Protanomaly (one out of 100 males): Protanomaly is referred to as "red-weakness", an apt description of this form of color deficiency. Any redness seen in a color by a normal observer is seen more weakly by the protanomalous viewer, both in terms of its "coloring power" (saturation, or depth of color) and its brightness. Red, orange, yellow, yellow-green, and green, appear somewhat shifted in hue towards green, and all appear paler than they do to the normal observer. Under poor viewing conditions, such as when driving in dazzling sunlight or in rainy or foggy weather, it is easy for protanomalous individuals to mistake a blinking red traffic light for a blinking yellow or amber one, or to fail to distinguish a green traffic light from the various "white" lights in store fronts, signs, and street lights.
Deuteranomaly (five out of 100 males): The deuteranomalous person is considered "green weak". Similar to the protanomalous person, he is poor at discriminating small differences in hues in the red, orange, yellow, green region of the spectrum. He makes errors in the naming of hues in this region because they appear somewhat shifted towards red.
From a practical stand point though, many protanomalous and deuteranomalous people breeze through life with very little difficulty doing tasks that require normal color vision. Some may not even be aware that their color perception is not normal. They are usually unaware they have a problem until they fail to pass a color vision test.
Normal - sees 7
The color vision plates above demonstrate how the same plate would be seen by those with normal color vision and by those with the two most common color vision defects.
What about "color vision aids"?
Color-deficient applicants are routinely denied employment in certain occupations like airline pilot, train engineer, fire fighter and police officer. While there is no "cure" for color blindness, there are aids which can help these individuals pass a color vision test.
The X-chrome Contact Lens (a red tinted monocular contact lens for colorblindness) has been on the market for decades. These lenses can help some color-deficient individuals pass a color vision test. For a demonstration, try looking through a red glass lens or piece of red cellophane placed in front of one eye. However, whether an examiner (e.g. Federal Aviation Administration, etc.) will accept test results obtained while wearing such a lens is always open to question. Always check in advance with any prospective employers.

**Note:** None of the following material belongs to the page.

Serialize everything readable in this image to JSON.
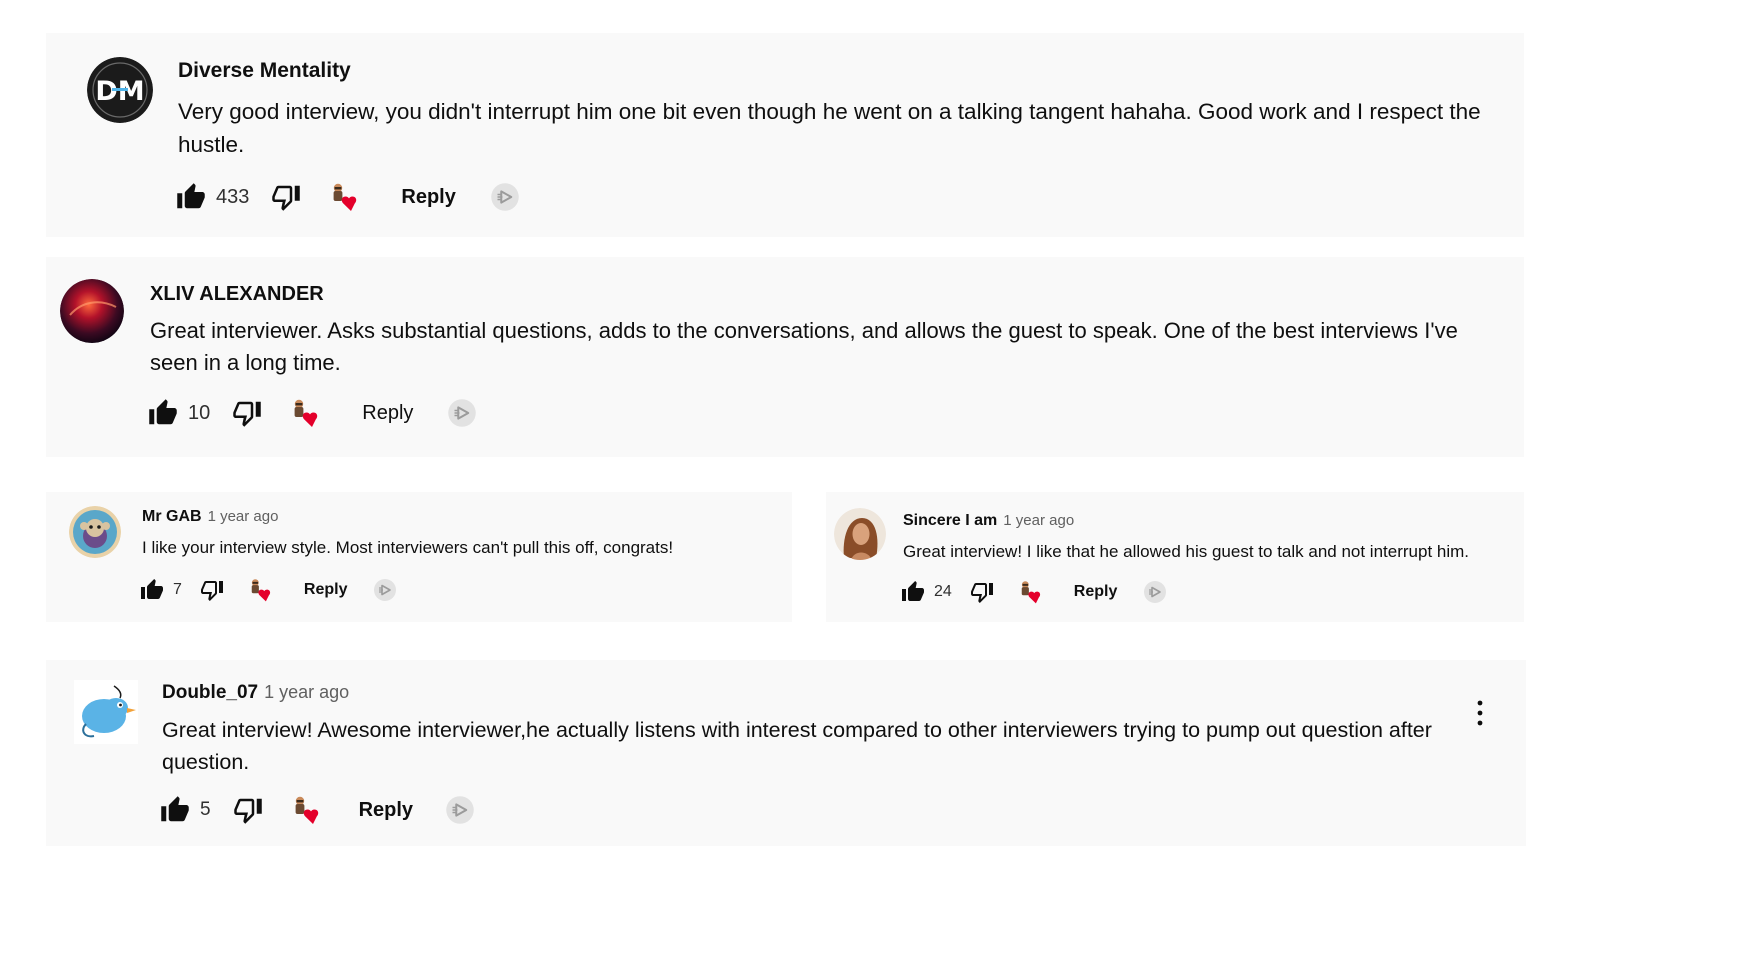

Children not only have to "learn their colors" but color-enhanced instructional materials have become commonplace throughout the classroom. It is important that parents have their children tested before the children start school. In the event that a color deficiency is detected, teachers should be made aware so they understand the special needs of the student.
Total colorblindness is rare. Protanomalous or deuteranomalous individuals make up the majority of "colorblind" people. They can usually pass as a normal observer in everyday activities. They may make occasional errors in color names, or may encounter difficulties in discriminating small differences in colors, but usually they do not perform very differently from those with normal color vision, except on color vision tests.
American Optometric Association